Why Did Traders Always Stop in Mali?
Mali, a landlocked country in West Africa, has a rich history that spans centuries. One of the key factors that contributed to its prosperity and fame was its position as a major trading hub. Traders from different parts of the world flocked to Mali for various reasons, including its strategic location, abundance of valuable resources, and the establishment of a stable and organized trading system. In this article, we will explore the reasons why traders always stopped in Mali and delve into the fascinating history behind this phenomenon.
Mali’s geographical location played a crucial role in attracting traders from distant lands. Positioned at the crossroads of major trade routes, Mali became a natural meeting point for merchants from North Africa, the Middle East, and Sub-Saharan Africa. The country’s location between the Sahara Desert to the north and the fertile lands of the Niger River to the south made it an ideal stopover for traders traveling between these regions. Mali’s central position allowed for the exchange of goods, ideas, and cultures, facilitating the growth of a vibrant trade network.
Abundance of Valuable Resources:
Mali was blessed with an abundant supply of valuable resources, which enticed traders to visit the region. Gold, in particular, was a major attraction. Mali’s gold mines, especially those in the regions of Bambuk and Bure, produced vast quantities of the precious metal. The Malian Empire, under the reign of Mansa Musa (1312-1337), became renowned for its gold wealth, which was a significant driver of economic growth. Traders were eager to acquire Mali’s gold and exchange it for other commodities, making the country a hub for the gold trade.

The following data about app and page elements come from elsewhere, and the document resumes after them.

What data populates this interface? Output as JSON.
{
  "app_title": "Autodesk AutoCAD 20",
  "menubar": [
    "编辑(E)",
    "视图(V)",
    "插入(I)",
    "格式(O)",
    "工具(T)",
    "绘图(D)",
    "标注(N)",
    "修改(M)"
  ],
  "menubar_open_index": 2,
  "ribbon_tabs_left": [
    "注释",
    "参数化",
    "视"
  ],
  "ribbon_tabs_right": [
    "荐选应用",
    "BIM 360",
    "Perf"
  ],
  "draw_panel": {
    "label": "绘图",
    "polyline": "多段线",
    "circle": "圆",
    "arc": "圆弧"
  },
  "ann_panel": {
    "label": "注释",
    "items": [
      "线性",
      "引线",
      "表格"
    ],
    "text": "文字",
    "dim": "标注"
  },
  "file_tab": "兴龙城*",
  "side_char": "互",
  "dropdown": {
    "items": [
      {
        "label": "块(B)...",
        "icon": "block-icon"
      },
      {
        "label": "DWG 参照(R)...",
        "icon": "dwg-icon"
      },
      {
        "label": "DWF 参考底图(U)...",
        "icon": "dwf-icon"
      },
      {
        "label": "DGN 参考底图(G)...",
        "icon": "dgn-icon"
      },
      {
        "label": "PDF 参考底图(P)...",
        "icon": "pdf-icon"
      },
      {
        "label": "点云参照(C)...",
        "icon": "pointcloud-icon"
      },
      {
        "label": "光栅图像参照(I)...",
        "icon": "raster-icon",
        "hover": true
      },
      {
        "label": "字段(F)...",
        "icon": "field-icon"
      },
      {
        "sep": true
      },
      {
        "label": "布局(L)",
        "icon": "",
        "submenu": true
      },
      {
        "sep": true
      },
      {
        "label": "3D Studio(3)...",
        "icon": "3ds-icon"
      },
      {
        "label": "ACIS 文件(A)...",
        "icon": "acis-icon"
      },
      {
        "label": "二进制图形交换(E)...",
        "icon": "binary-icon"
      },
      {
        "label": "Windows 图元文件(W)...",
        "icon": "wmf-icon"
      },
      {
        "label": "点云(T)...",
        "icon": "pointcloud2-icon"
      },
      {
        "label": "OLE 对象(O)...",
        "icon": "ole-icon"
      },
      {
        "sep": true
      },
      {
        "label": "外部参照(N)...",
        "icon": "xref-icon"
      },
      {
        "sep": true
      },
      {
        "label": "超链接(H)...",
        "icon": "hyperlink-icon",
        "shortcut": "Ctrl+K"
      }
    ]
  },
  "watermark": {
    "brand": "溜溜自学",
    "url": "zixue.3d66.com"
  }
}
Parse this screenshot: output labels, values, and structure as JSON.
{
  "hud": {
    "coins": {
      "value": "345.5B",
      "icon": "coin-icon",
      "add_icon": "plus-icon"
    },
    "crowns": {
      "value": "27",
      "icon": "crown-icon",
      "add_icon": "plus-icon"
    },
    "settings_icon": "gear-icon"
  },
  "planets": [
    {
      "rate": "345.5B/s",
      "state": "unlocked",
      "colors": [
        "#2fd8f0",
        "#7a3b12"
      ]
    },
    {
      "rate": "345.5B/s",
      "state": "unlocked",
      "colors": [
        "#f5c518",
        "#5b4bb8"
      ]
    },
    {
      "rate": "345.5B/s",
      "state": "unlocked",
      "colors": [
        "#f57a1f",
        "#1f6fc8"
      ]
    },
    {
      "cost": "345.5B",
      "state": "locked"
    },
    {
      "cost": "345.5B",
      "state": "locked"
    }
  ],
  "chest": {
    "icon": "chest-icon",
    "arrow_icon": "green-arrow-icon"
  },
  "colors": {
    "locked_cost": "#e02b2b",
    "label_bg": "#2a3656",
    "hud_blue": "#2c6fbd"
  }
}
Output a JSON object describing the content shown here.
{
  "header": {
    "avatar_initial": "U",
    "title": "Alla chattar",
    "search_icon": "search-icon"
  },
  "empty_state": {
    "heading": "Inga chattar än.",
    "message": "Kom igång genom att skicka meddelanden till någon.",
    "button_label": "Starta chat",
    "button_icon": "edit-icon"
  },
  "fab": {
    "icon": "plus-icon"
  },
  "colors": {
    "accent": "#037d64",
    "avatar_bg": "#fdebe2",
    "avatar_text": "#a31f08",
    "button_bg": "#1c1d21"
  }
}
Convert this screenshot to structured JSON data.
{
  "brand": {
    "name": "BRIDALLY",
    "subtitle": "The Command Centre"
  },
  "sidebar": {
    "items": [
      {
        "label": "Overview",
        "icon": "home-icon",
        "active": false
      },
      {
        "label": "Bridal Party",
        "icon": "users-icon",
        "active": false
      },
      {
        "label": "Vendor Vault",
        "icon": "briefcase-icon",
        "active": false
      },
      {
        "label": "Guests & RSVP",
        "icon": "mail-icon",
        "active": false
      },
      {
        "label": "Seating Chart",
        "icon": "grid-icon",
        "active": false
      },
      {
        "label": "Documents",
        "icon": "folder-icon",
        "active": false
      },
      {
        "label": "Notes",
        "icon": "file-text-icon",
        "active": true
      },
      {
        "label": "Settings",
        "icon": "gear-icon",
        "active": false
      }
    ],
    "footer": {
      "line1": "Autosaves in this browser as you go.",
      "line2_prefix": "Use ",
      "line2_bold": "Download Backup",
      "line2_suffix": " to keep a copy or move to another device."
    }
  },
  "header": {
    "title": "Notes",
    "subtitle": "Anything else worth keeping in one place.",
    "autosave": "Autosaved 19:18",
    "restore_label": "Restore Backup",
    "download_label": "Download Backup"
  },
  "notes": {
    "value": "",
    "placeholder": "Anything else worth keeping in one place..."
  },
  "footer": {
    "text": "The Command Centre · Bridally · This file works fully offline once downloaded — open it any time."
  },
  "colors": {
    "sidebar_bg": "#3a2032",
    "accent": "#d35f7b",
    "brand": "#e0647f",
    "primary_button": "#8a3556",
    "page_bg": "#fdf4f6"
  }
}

In addition to gold, Mali possessed other valuable resources such as salt, ivory, copper, and slaves. These resources were in high demand in various parts of the world, and trading them brought considerable profits. Traders saw Mali as a source of wealth and a gateway to acquiring these sought-after commodities.
Organized Trading System:
Mali’s rulers recognized the importance of trade and implemented an organized system to facilitate commerce. The Malian Empire established well-maintained trade routes, with caravans traveling across the Sahara Desert and along the Niger River. These routes were guarded and protected, ensuring the safety of traders and their goods. The empire also had designated trading centers, such as Timbuktu and Gao, where merchants could gather, exchange goods, and negotiate deals. This organized trading system provided a sense of security and stability, attracting traders who were eager to engage in business without the fear of theft or violence.
Q: How did Mali’s position on trade routes contribute to its prosperity?
A: Mali’s location at the intersection of major trade routes allowed for the exchange of goods between different regions. This facilitated economic growth, cultural exchange, and the accumulation of wealth.
Q: What made Mali’s gold so valuable?
A: Mali’s gold was highly valued due to its quality, quantity, and scarcity in other parts of the world. Traders were eager to acquire Mali’s gold and exchange it for various commodities.
Q: How did Mali’s rulers ensure the safety of traders?
A: Mali’s rulers implemented an organized trading system with guarded trade routes and designated trading centers. This ensured the safety of traders and their goods, fostering a sense of security and trust.
Q: Were there any negative consequences of Mali’s trade?
A: While trade brought prosperity to Mali, it also led to social and cultural changes. The arrival of foreign traders and the exchange of goods and ideas had both positive and negative impacts on the local population.
Q: Is Mali still a significant trading hub today?
A: While Mali’s prominence as a trading hub has diminished over time, it still plays a role in regional trade. The country continues to export various commodities, including gold, cotton, and livestock.
In conclusion, traders always stopped in Mali due to its strategic location, abundance of valuable resources, and the establishment of an organized trading system. Mali’s position at the crossroads of trade routes, its wealth of gold and other resources, and the presence of a secure trading network made it an attractive destination for merchants. The legacy of Mali’s trading history continues to resonate, showcasing the importance of commerce in shaping the country’s past and present.